All three of these are key elements to helping ensure quality. Manufacturers of products can focus their attention on differentiating their products with charging speed, product cost, and design. But, fundamentally, they have to make sure their products meet our three priorities.
Emcee: People think AirFuel is a competitor of WPC. What’s your view of AirFuel? Is it possible that WPC and Air-Fuel, the two biggest wireless charging alliances, will merge some day?
Menno：We - and the mobile device ecosystem- don’t see Airfuel as a competitor any longer. Competition of standards has ended in the market, between these two approaches. It was the market that decided this early last year and essentially, the manufacturers chose which standard they implement in their products and they are free to include any standard they like Qi prevailed. Therefore, the WPC doesn’t see the need to merge with the AirFuel alliance.
Emcee: What are the technology trends for wireless charging in the next couple of years?
Menno：There will be a couple trends in the coming years --- a gradual increase in power and more sophisticated safety measures.
Emcee: For mobile phone charging, do you see the continuous improvement of wired fast charging technology has an impact (or any threat) on the wireless charging market?
Menno：Wireless charging and wired charging are used in different circumstances. Wireless charging is about convenience. Using one hand to place the phone on the charger on your desk, in your car, or bedside. Pick it up, put it down again, without inserting a connector, is a better experience. On the other hand, if your battery is low, and you are in a hurry to charge your battery, a wired charger can be more convenient. The concern that is being discussed by government entities is how to achieve a universal wired charger and it will be interesting to see how that is addressed. The reality is with Qi wireless charging, we now have a universal wireless charging method already and the backward compatibility of the Qi standard guarantees this.
Up until now, we have not seen a threat nor do we expect one in the future. Most people use and will continue to use both methods depending on the circumstances.

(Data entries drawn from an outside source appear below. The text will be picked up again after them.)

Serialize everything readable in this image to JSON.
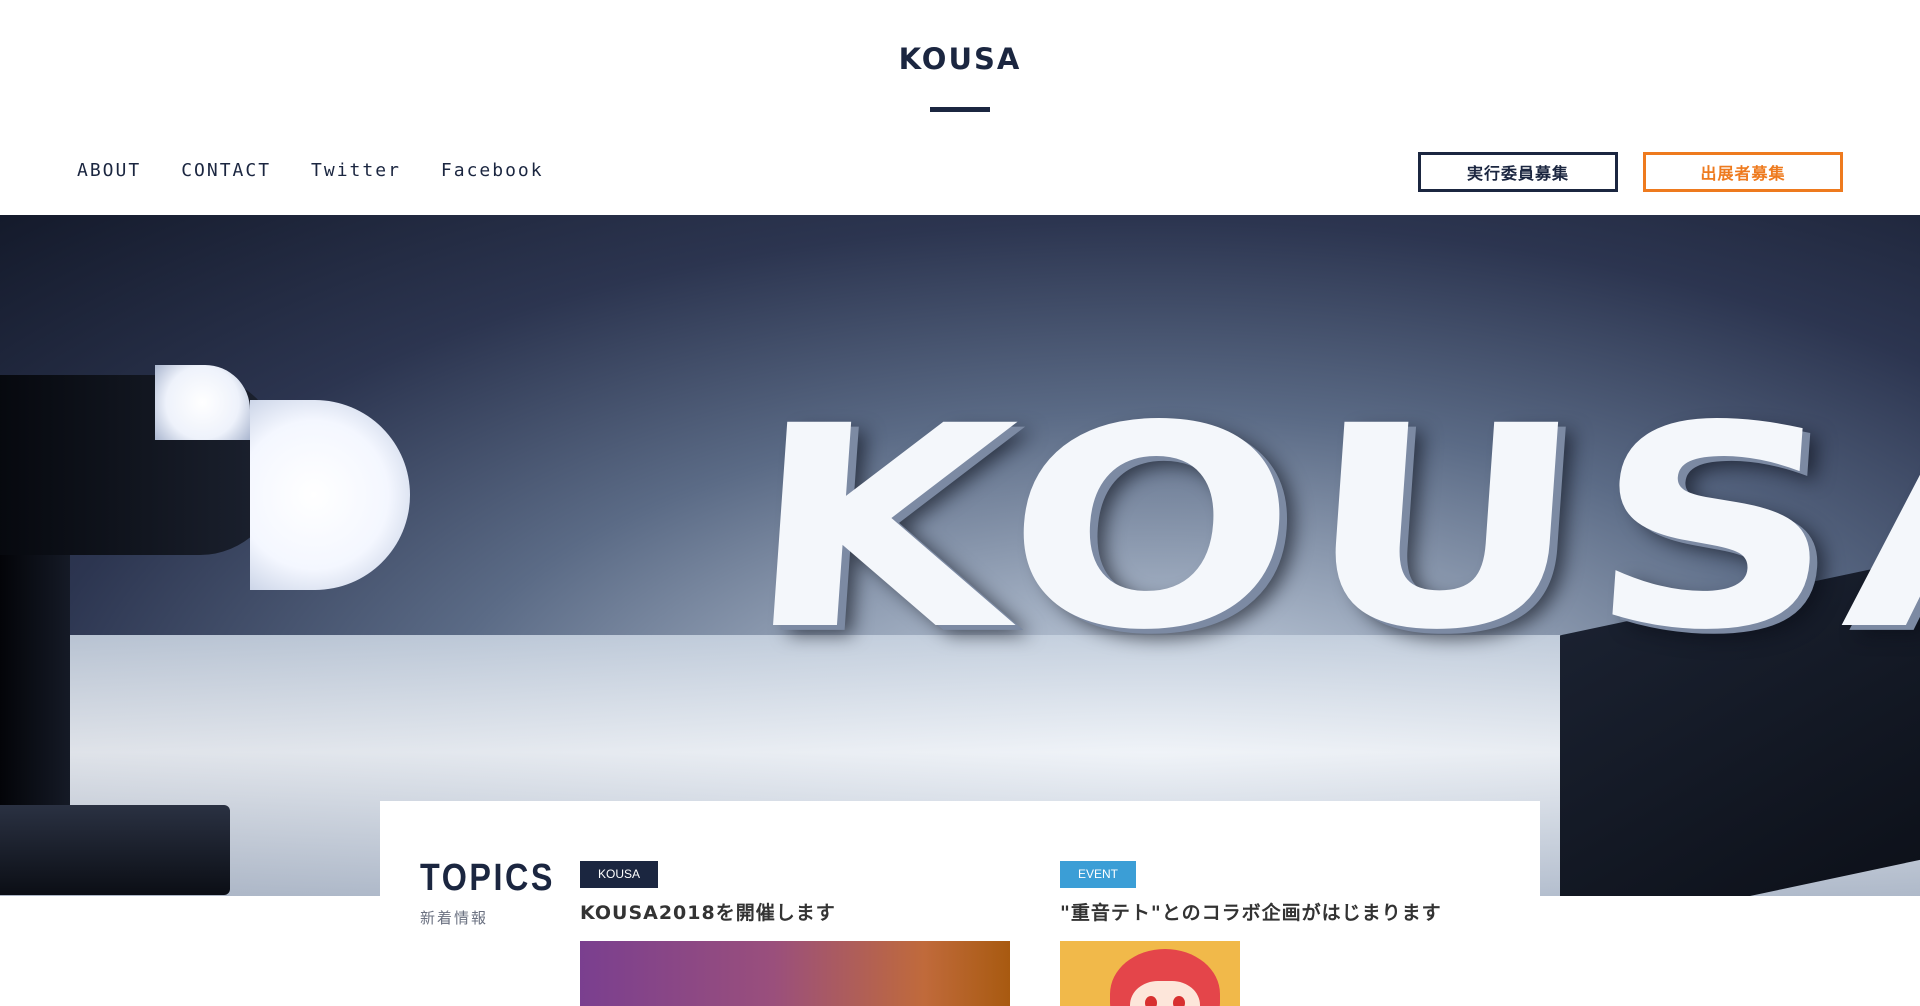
{
  "header": {
    "site_title": "KOUSA",
    "nav": [
      {
        "label": "ABOUT"
      },
      {
        "label": "CONTACT"
      },
      {
        "label": "Twitter"
      },
      {
        "label": "Facebook"
      }
    ],
    "buttons": {
      "committee_label": "実行委員募集",
      "exhibitor_label": "出展者募集"
    }
  },
  "hero": {
    "word": "KOUSA"
  },
  "topics": {
    "title": "TOPICS",
    "subtitle": "新着情報",
    "posts": [
      {
        "tag": "KOUSA",
        "title": "KOUSA2018を開催します"
      },
      {
        "tag": "EVENT",
        "title": "\"重音テト\"とのコラボ企画がはじまります"
      }
    ]
  },
  "colors": {
    "navy": "#1b2640",
    "orange": "#ee7a1e",
    "event_blue": "#3b9ed6"
  }
}
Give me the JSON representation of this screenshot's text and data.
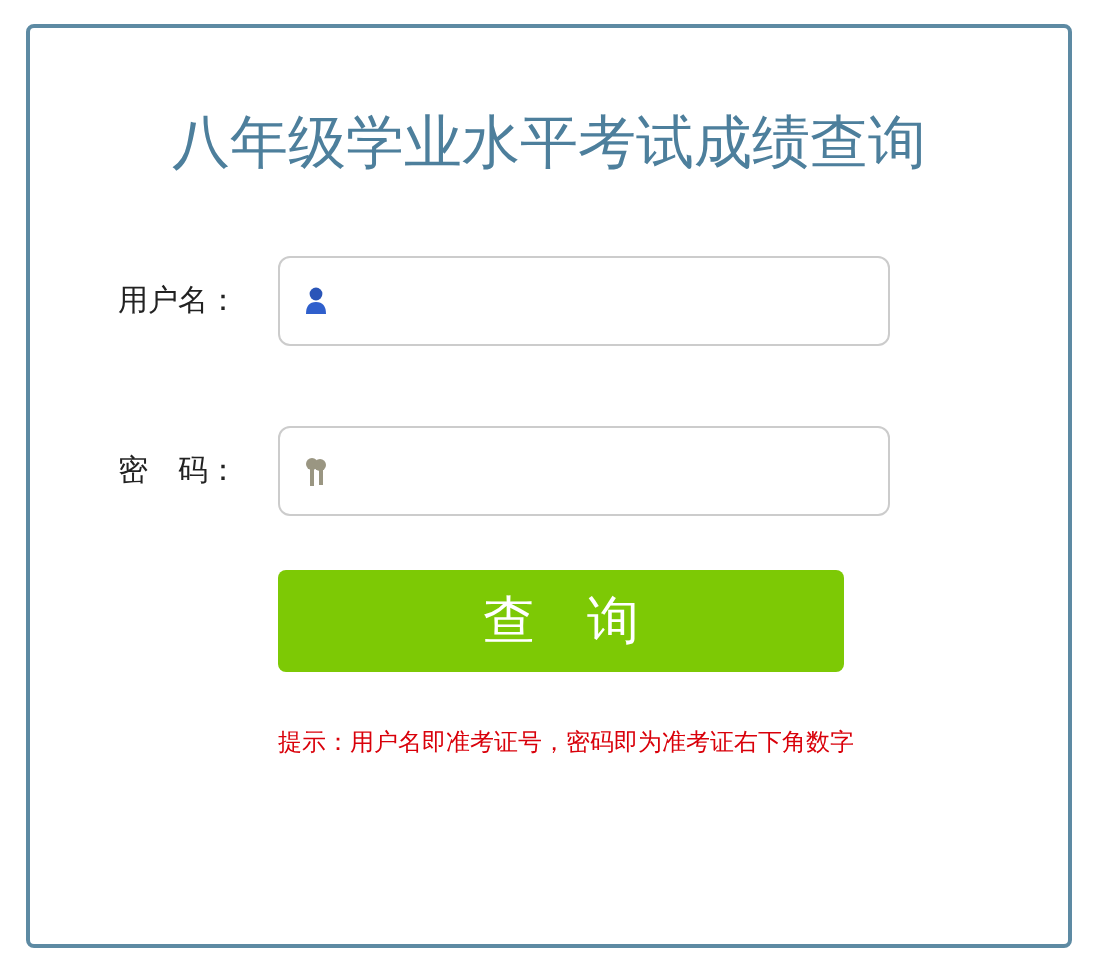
{
  "title": "八年级学业水平考试成绩查询",
  "fields": [
    {
      "label": "用户名：",
      "kind": "user"
    },
    {
      "label": "密　码：",
      "kind": "password"
    }
  ],
  "submit": "查　询",
  "hint": "提示：用户名即准考证号，密码即为准考证右下角数字"
}
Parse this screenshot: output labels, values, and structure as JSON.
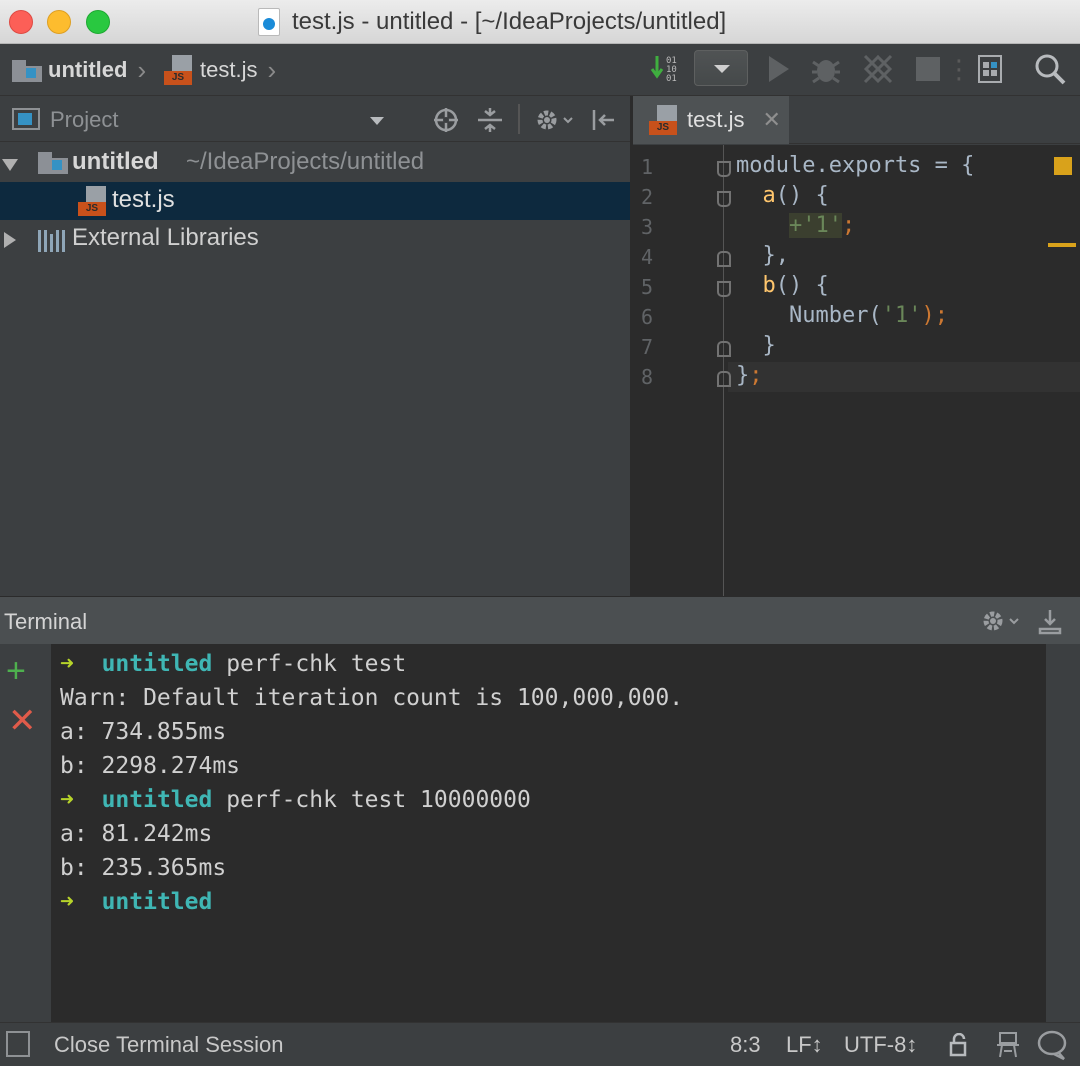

Emcee: At last year’s Apple event, it was said that “the future is wireless”. What’s your interpretation of this sentence? Do you think wireless charging will replace the wired charging some day?
Menno：Wireless really is the future and I believe that most would agree with that. But wires have advantages too, so wires will not disappear anytime soon quickly. It’s the same as with Wi-Fi. If you want really fast Internet, a wired connection is the solution. But most people now don’t bother any more. Wi-Fi is fast enough for most applications and more convenient.